(The beneficial bacteria are killed in the pasteurization process, as is the lactase, the naturally occurring digestive enzyme that helps break down or digest lactose, the milk sugar so many of us are “allergic” to. Thus the importance of eating raw milk products whenever possible.)
Simply place one quart raw milk in a large ceramic bowl. Stir in a pure starter yogurt (buy the smallest size container of a plain, organic yogurt such as Nancy’s brand, that is high in probiotics, or a great quality goat yogurt), 2 T.-1/4 cup, until it is well mixed. Place in a consistently warm area, covered, ideally your yogurt maker base, for exactly 24 hours, no less, so ALL of the lactose is consumed.
EAT! This is great with sweeteners such as organic real maple syrup or honey, vanilla bean specks, or stevia added.
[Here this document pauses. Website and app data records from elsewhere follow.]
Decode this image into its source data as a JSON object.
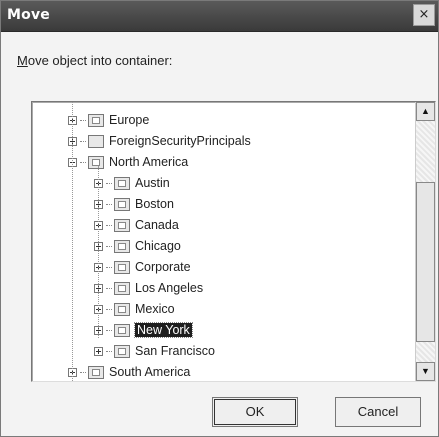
{
  "dialog": {
    "title": "Move",
    "close_glyph": "×",
    "instruction_prefix": "M",
    "instruction_rest": "ove object into container:"
  },
  "tree": {
    "items": [
      {
        "label": "Europe",
        "level": 1,
        "expander": "plus",
        "icon": "ou-folder-icon"
      },
      {
        "label": "ForeignSecurityPrincipals",
        "level": 1,
        "expander": "plus",
        "icon": "container-folder-icon"
      },
      {
        "label": "North America",
        "level": 1,
        "expander": "minus",
        "icon": "ou-folder-icon"
      },
      {
        "label": "Austin",
        "level": 2,
        "expander": "plus",
        "icon": "ou-folder-icon"
      },
      {
        "label": "Boston",
        "level": 2,
        "expander": "plus",
        "icon": "ou-folder-icon"
      },
      {
        "label": "Canada",
        "level": 2,
        "expander": "plus",
        "icon": "ou-folder-icon"
      },
      {
        "label": "Chicago",
        "level": 2,
        "expander": "plus",
        "icon": "ou-folder-icon"
      },
      {
        "label": "Corporate",
        "level": 2,
        "expander": "plus",
        "icon": "ou-folder-icon"
      },
      {
        "label": "Los Angeles",
        "level": 2,
        "expander": "plus",
        "icon": "ou-folder-icon"
      },
      {
        "label": "Mexico",
        "level": 2,
        "expander": "plus",
        "icon": "ou-folder-icon"
      },
      {
        "label": "New York",
        "level": 2,
        "expander": "plus",
        "icon": "ou-folder-icon",
        "selected": true
      },
      {
        "label": "San Francisco",
        "level": 2,
        "expander": "plus",
        "icon": "ou-folder-icon"
      },
      {
        "label": "South America",
        "level": 1,
        "expander": "plus",
        "icon": "ou-folder-icon"
      }
    ]
  },
  "scrollbar": {
    "up_glyph": "▲",
    "down_glyph": "▼"
  },
  "buttons": {
    "ok_label": "OK",
    "cancel_label": "Cancel"
  },
  "colors": {
    "titlebar": "#3a3a3a",
    "selection": "#1e1e1e"
  }
}
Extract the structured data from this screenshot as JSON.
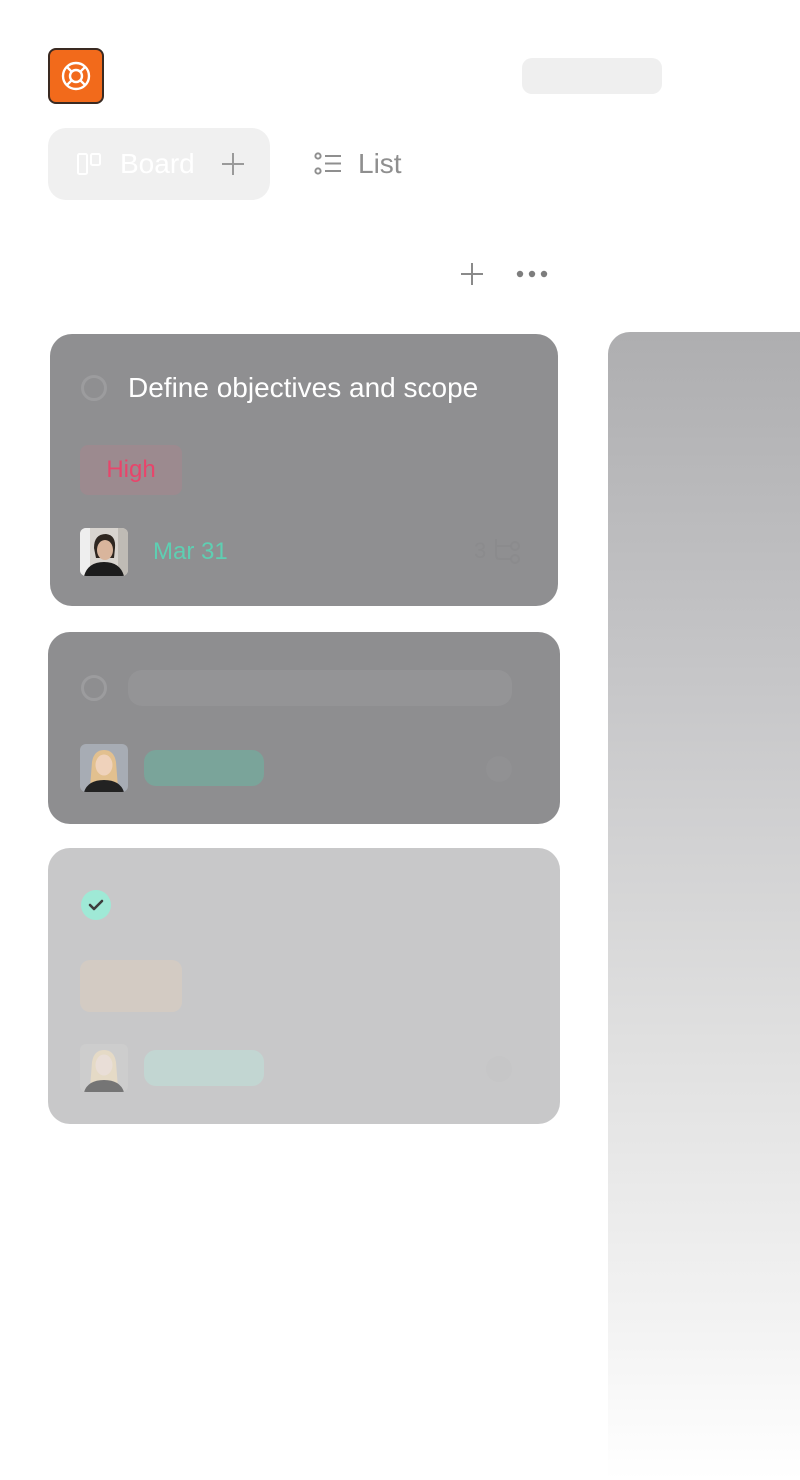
{
  "header": {
    "logo_icon": "lifebuoy-icon",
    "accent": "#f26a1b"
  },
  "view_tabs": {
    "board": {
      "label": "Board",
      "icon": "board-icon",
      "add_icon": "plus-icon"
    },
    "list": {
      "label": "List",
      "icon": "list-icon"
    }
  },
  "column": {
    "add_icon": "plus-icon",
    "more_icon": "more-horizontal-icon"
  },
  "cards": [
    {
      "title": "Define objectives and scope",
      "priority": "High",
      "priority_color": "#e8456b",
      "date": "Mar 31",
      "subtasks": "3",
      "completed": false
    },
    {
      "completed": false
    },
    {
      "completed": true,
      "check_color": "#9fe9d6"
    }
  ]
}
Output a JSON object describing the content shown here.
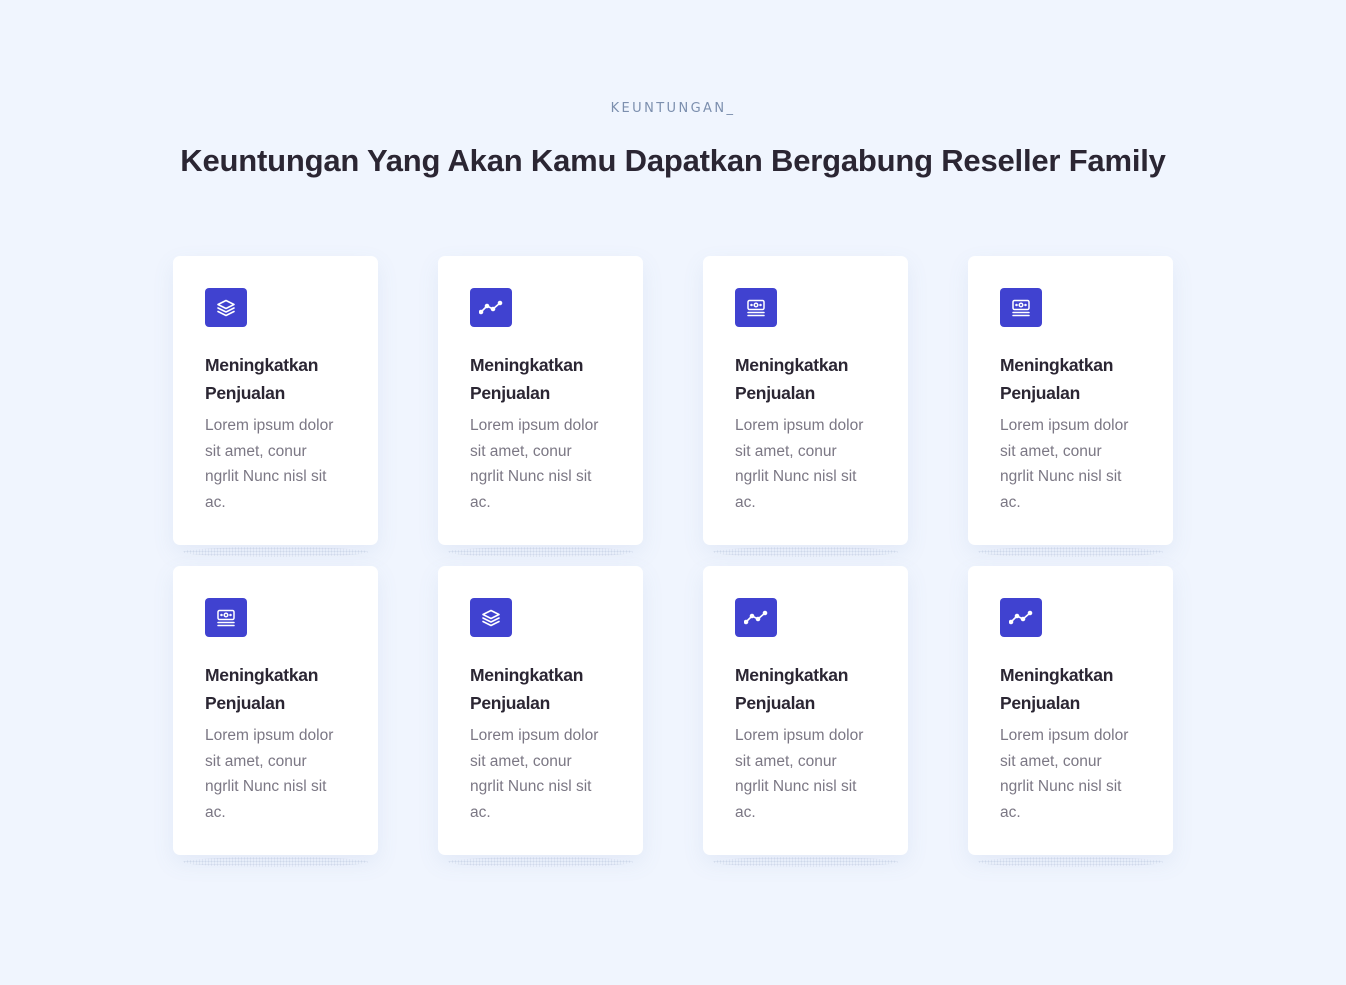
{
  "section": {
    "eyebrow": "KEUNTUNGAN_",
    "headline": "Keuntungan Yang Akan Kamu Dapatkan Bergabung Reseller Family"
  },
  "accent_color": "#4042d0",
  "cards": [
    {
      "icon": "layers-icon",
      "title_line1": "Meningkatkan",
      "title_line2": "Penjualan",
      "desc_lines": [
        "Lorem ipsum dolor",
        "sit amet, conur",
        "ngrlit Nunc nisl sit",
        "ac."
      ]
    },
    {
      "icon": "trend-line-icon",
      "title_line1": "Meningkatkan",
      "title_line2": "Penjualan",
      "desc_lines": [
        "Lorem ipsum dolor",
        "sit amet, conur",
        "ngrlit Nunc nisl sit",
        "ac."
      ]
    },
    {
      "icon": "money-stack-icon",
      "title_line1": "Meningkatkan",
      "title_line2": "Penjualan",
      "desc_lines": [
        "Lorem ipsum dolor",
        "sit amet, conur",
        "ngrlit Nunc nisl sit",
        "ac."
      ]
    },
    {
      "icon": "money-stack-icon",
      "title_line1": "Meningkatkan",
      "title_line2": "Penjualan",
      "desc_lines": [
        "Lorem ipsum dolor",
        "sit amet, conur",
        "ngrlit Nunc nisl sit",
        "ac."
      ]
    },
    {
      "icon": "money-stack-icon",
      "title_line1": "Meningkatkan",
      "title_line2": "Penjualan",
      "desc_lines": [
        "Lorem ipsum dolor",
        "sit amet, conur",
        "ngrlit Nunc nisl sit",
        "ac."
      ]
    },
    {
      "icon": "layers-icon",
      "title_line1": "Meningkatkan",
      "title_line2": "Penjualan",
      "desc_lines": [
        "Lorem ipsum dolor",
        "sit amet, conur",
        "ngrlit Nunc nisl sit",
        "ac."
      ]
    },
    {
      "icon": "trend-line-icon",
      "title_line1": "Meningkatkan",
      "title_line2": "Penjualan",
      "desc_lines": [
        "Lorem ipsum dolor",
        "sit amet, conur",
        "ngrlit Nunc nisl sit",
        "ac."
      ]
    },
    {
      "icon": "trend-line-icon",
      "title_line1": "Meningkatkan",
      "title_line2": "Penjualan",
      "desc_lines": [
        "Lorem ipsum dolor",
        "sit amet, conur",
        "ngrlit Nunc nisl sit",
        "ac."
      ]
    }
  ]
}
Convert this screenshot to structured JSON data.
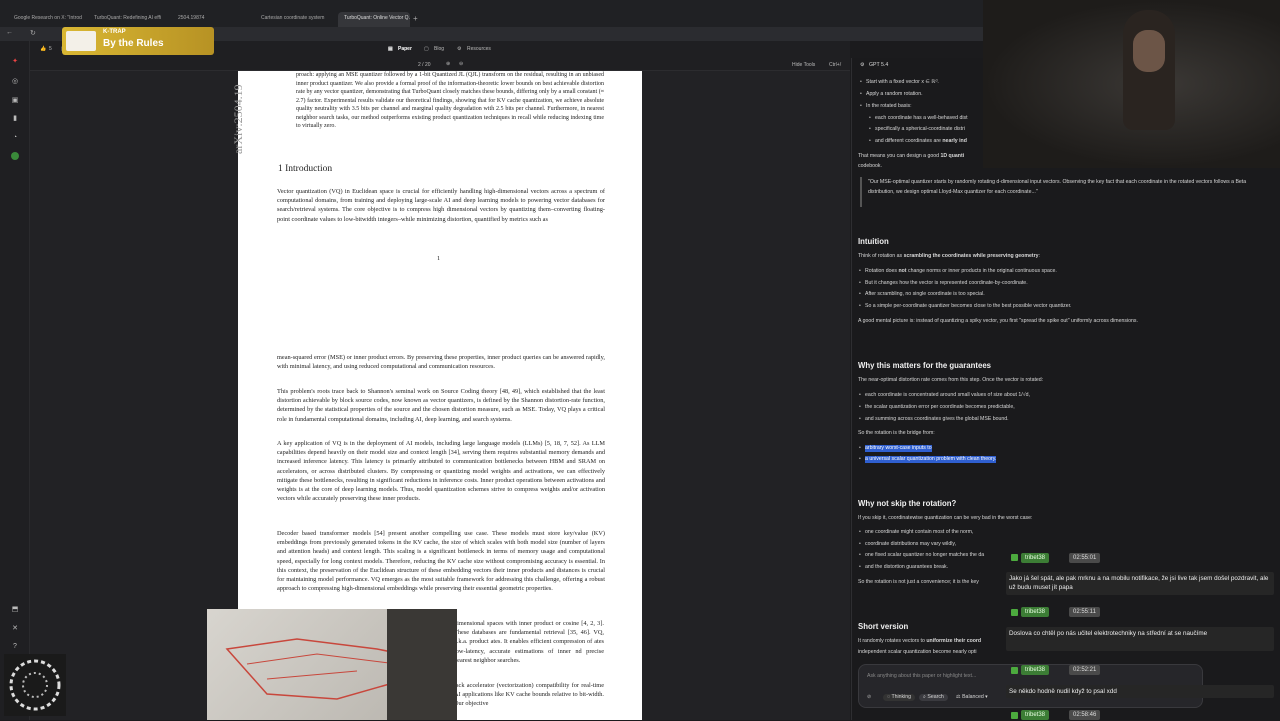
{
  "browser": {
    "tabs": [
      {
        "label": "Google Research on X: \"Introd"
      },
      {
        "label": "TurboQuant: Redefining AI effi"
      },
      {
        "label": "2504.19874"
      },
      {
        "label": "Cartesian coordinate system"
      },
      {
        "label": "TurboQuant: Online Vector Q..."
      }
    ],
    "new_tab_label": "+"
  },
  "overlay": {
    "brand": "K-TRAP",
    "subtitle": "By the Rules"
  },
  "viewer": {
    "tabs": [
      "Paper",
      "Blog",
      "Resources"
    ],
    "page_indicator": "2 / 20",
    "toolbar_count": "5",
    "hide_tools": "Hide Tools",
    "hide_tools_shortcut": "Ctrl+/",
    "arxiv_stamp": "arXiv:2504.19"
  },
  "paper": {
    "abstract_tail": "proach: applying an MSE quantizer followed by a 1-bit Quantized JL (QJL) transform on the residual, resulting in an unbiased inner product quantizer. We also provide a formal proof of the information-theoretic lower bounds on best achievable distortion rate by any vector quantizer, demonstrating that TurboQuant closely matches these bounds, differing only by a small constant (≈ 2.7) factor. Experimental results validate our theoretical findings, showing that for KV cache quantization, we achieve absolute quality neutrality with 3.5 bits per channel and marginal quality degradation with 2.5 bits per channel. Furthermore, in nearest neighbor search tasks, our method outperforms existing product quantization techniques in recall while reducing indexing time to virtually zero.",
    "section_title": "1   Introduction",
    "intro_p1": "Vector quantization (VQ) in Euclidean space is crucial for efficiently handling high-dimensional vectors across a spectrum of computational domains, from training and deploying large-scale AI and deep learning models to powering vector databases for search/retrieval systems. The core objective is to compress high dimensional vectors by quantizing them–converting floating-point coordinate values to low-bitwidth integers–while minimizing distortion, quantified by metrics such as",
    "page_number": "1",
    "p2": "mean-squared error (MSE) or inner product errors. By preserving these properties, inner product queries can be answered rapidly, with minimal latency, and using reduced computational and communication resources.",
    "p3": "This problem's roots trace back to Shannon's seminal work on Source Coding theory [48, 49], which established that the least distortion achievable by block source codes, now known as vector quantizers, is defined by the Shannon distortion-rate function, determined by the statistical properties of the source and the chosen distortion measure, such as MSE. Today, VQ plays a critical role in fundamental computational domains, including AI, deep learning, and search systems.",
    "p4": "A key application of VQ is in the deployment of AI models, including large language models (LLMs) [5, 18, 7, 52]. As LLM capabilities depend heavily on their model size and context length [34], serving them requires substantial memory demands and increased inference latency. This latency is primarily attributed to communication bottlenecks between HBM and SRAM on accelerators, or across distributed clusters. By compressing or quantizing model weights and activations, we can effectively mitigate these bottlenecks, resulting in significant reductions in inference costs. Inner product operations between activations and weights is at the core of deep learning models. Thus, model quantization schemes strive to compress weights and/or activation vectors while accurately preserving these inner products.",
    "p5": "Decoder based transformer models [54] present another compelling use case. These models must store key/value (KV) embeddings from previously generated tokens in the KV cache, the size of which scales with both model size (number of layers and attention heads) and context length. This scaling is a significant bottleneck in terms of memory usage and computational speed, especially for long context models. Therefore, reducing the KV cache size without compromising accuracy is essential. In this context, the preservation of the Euclidean structure of these embedding vectors their inner products and distances is crucial for maintaining model performance. VQ emerges as the most suitable framework for addressing this challenge, offering a robust approach to compressing high-dimensional embeddings while preserving their essential geometric properties.",
    "p6": "dimensional spaces with inner product or cosine [4, 2, 3]. These databases are fundamental retrieval [35, 46]. VQ, a.k.a. product ates. It enables efficient compression of ates low-latency, accurate estimations of inner nd precise nearest neighbor searches.",
    "p7": "lack accelerator (vectorization) compatibility for real-time AI applications like KV cache bounds relative to bit-width. Our objective"
  },
  "chat": {
    "model": "GPT 5.4",
    "l1": "Start with a fixed vector x ∈ ℝᵈ.",
    "l2": "Apply a random rotation.",
    "l3": "In the rotated basis:",
    "l4": "each coordinate has a well-behaved dist",
    "l5": "specifically a spherical-coordinate distri",
    "l6a": "and different coordinates are ",
    "l6b": "nearly ind",
    "l7a": "That means you can design a good ",
    "l7b": "1D quanti",
    "l8": "codebook.",
    "quote": "\"Our MSE-optimal quantizer starts by randomly rotating d-dimensional input vectors. Observing the key fact that each coordinate in the rotated vectors follows a Beta distribution, we design optimal Lloyd-Max quantizer for each coordinate...\"",
    "h_intuition": "Intuition",
    "i1a": "Think of rotation as ",
    "i1b": "scrambling the coordinates while preserving geometry",
    "i1c": ":",
    "i2a": "Rotation does ",
    "i2b": "not",
    "i2c": " change norms or inner products in the original continuous space.",
    "i3": "But it changes how the vector is represented coordinate-by-coordinate.",
    "i4": "After scrambling, no single coordinate is too special.",
    "i5": "So a simple per-coordinate quantizer becomes close to the best possible vector quantizer.",
    "i6": "A good mental picture is: instead of quantizing a spiky vector, you first \"spread the spike out\" uniformly across dimensions.",
    "h_why": "Why this matters for the guarantees",
    "w1": "The near-optimal distortion rate comes from this step. Once the vector is rotated:",
    "w2": "each coordinate is concentrated around small values of size about 1/√d,",
    "w3": "the scalar quantization error per coordinate becomes predictable,",
    "w4": "and summing across coordinates gives the global MSE bound.",
    "w5": "So the rotation is the bridge from:",
    "w6": "arbitrary worst-case inputs to",
    "w7": "a universal scalar quantization problem with clean theory.",
    "h_skip": "Why not skip the rotation?",
    "s1": "If you skip it, coordinatewise quantization can be very bad in the worst case:",
    "s2": "one coordinate might contain most of the norm,",
    "s3": "coordinate distributions may vary wildly,",
    "s4": "one fixed scalar quantizer no longer matches the da",
    "s5": "and the distortion guarantees break.",
    "s6": "So the rotation is not just a convenience; it is the key",
    "h_short": "Short version",
    "sv1a": "It randomly rotates vectors to ",
    "sv1b": "uniformize their coord",
    "sv2": "independent scalar quantization become nearly opti",
    "ask_placeholder": "Ask anything about this paper or highlight text...",
    "btn_thinking": "Thinking",
    "btn_search": "Search",
    "btn_balanced": "Balanced"
  },
  "stream_chat": [
    {
      "user": "tribet38",
      "time": "02:55:01",
      "message": "Jako já šel spát, ale pak mrknu a na mobilu notifikace, že jsi live tak jsem došel pozdravit, ale už budu muset jít papa"
    },
    {
      "user": "tribet38",
      "time": "02:55:11",
      "message": "Doslova co chtěl po nás učitel elektrotechniky na střední at se naučíme"
    },
    {
      "user": "tribet38",
      "time": "02:52:21",
      "message": "Se někdo hodně nudil když to psal xdd"
    },
    {
      "user": "tribet38",
      "time": "02:58:46",
      "message": ""
    }
  ],
  "colors": {
    "accent": "#2f5fd0",
    "chat_user": "#3c7d35",
    "banner": "#d9b733"
  }
}
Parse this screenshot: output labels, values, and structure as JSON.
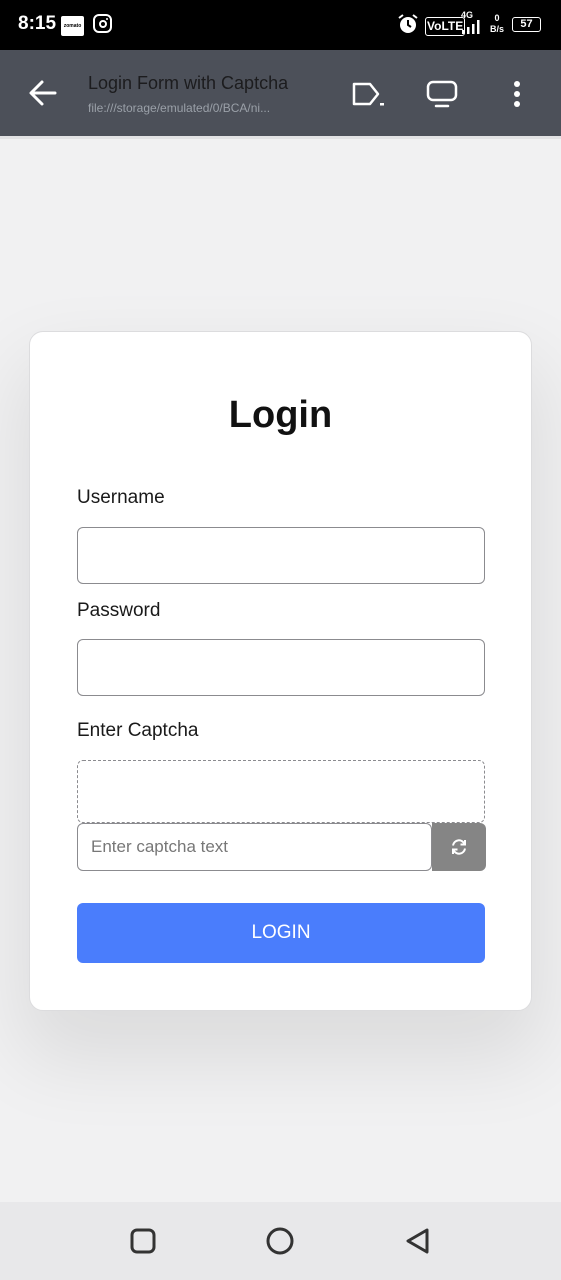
{
  "status_bar": {
    "time": "8:15",
    "zomato_label": "zomato",
    "volte": "VoLTE",
    "network_type": "4G",
    "net_speed_value": "0",
    "net_speed_unit": "B/s",
    "battery": "57"
  },
  "app_bar": {
    "title": "Login Form with Captcha",
    "url": "file:///storage/emulated/0/BCA/ni..."
  },
  "form": {
    "title": "Login",
    "username_label": "Username",
    "password_label": "Password",
    "captcha_label": "Enter Captcha",
    "captcha_placeholder": "Enter captcha text",
    "login_button": "LOGIN"
  },
  "colors": {
    "primary_button": "#4a7dfc",
    "refresh_button": "#858585",
    "app_bar": "#4c5059"
  }
}
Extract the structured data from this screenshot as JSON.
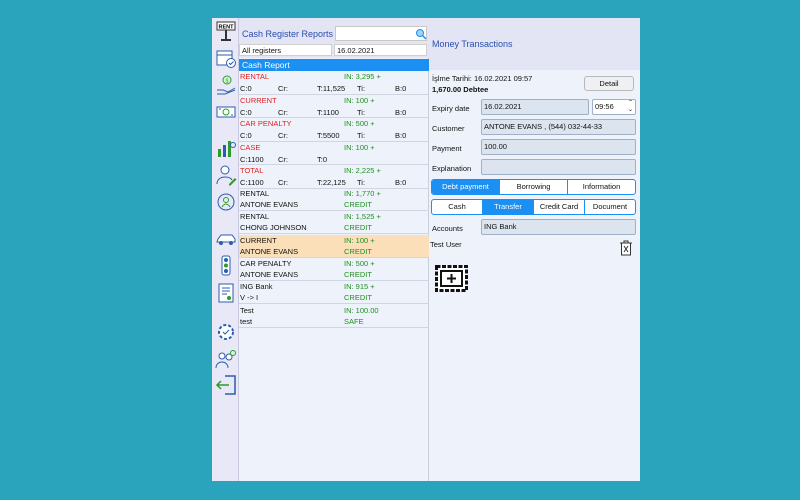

But once you have kicked your sugar addiction, which frankly took me 3 years!, you won’t even prefer it that way. It is delectable plain.
I like to drink mine from a small glass with meals. It has three layers, buttery (goat) cream on the top, wobbly yogurt throughout, and lots of tangy whey throughout as well. If you have never had homemade, fully fermented goat yogurt before, it is quirky, strong tasting stuff, but! delicious and worth loving.
Raw goat milk isn’t consumed in great enough quantities by Americans to require pasteurization by the Department of Agriculture. It still flies under the radar. If you aren’t fortunate enough to have your own milking goats, which I am not, raw goat’s milk is available at most natural food stores or from local farms.
What if you like thick yogurt, not runny, drinkable yogurt? Here’s a recipe tweak:
Sprinkle 2 T. sustainably-sourced gelatin over the surface of 1/2 cup filtered water.
Heat the water over medium heat, stirring or whisking, until the water is steaming and the gelatin looks foamy and dissolved. You do not need to let the water simmer.
Allow the water to cool for 5 minutes then whisk it into your inoculated milk, just before the 24 hour fermentation begins.
After you've fully cultured your yogurt, stir it again and then refrigerate for a minimum of 3 hours, allowing the gelatin to set up and thicken the texture.
This is the gelatin I like best: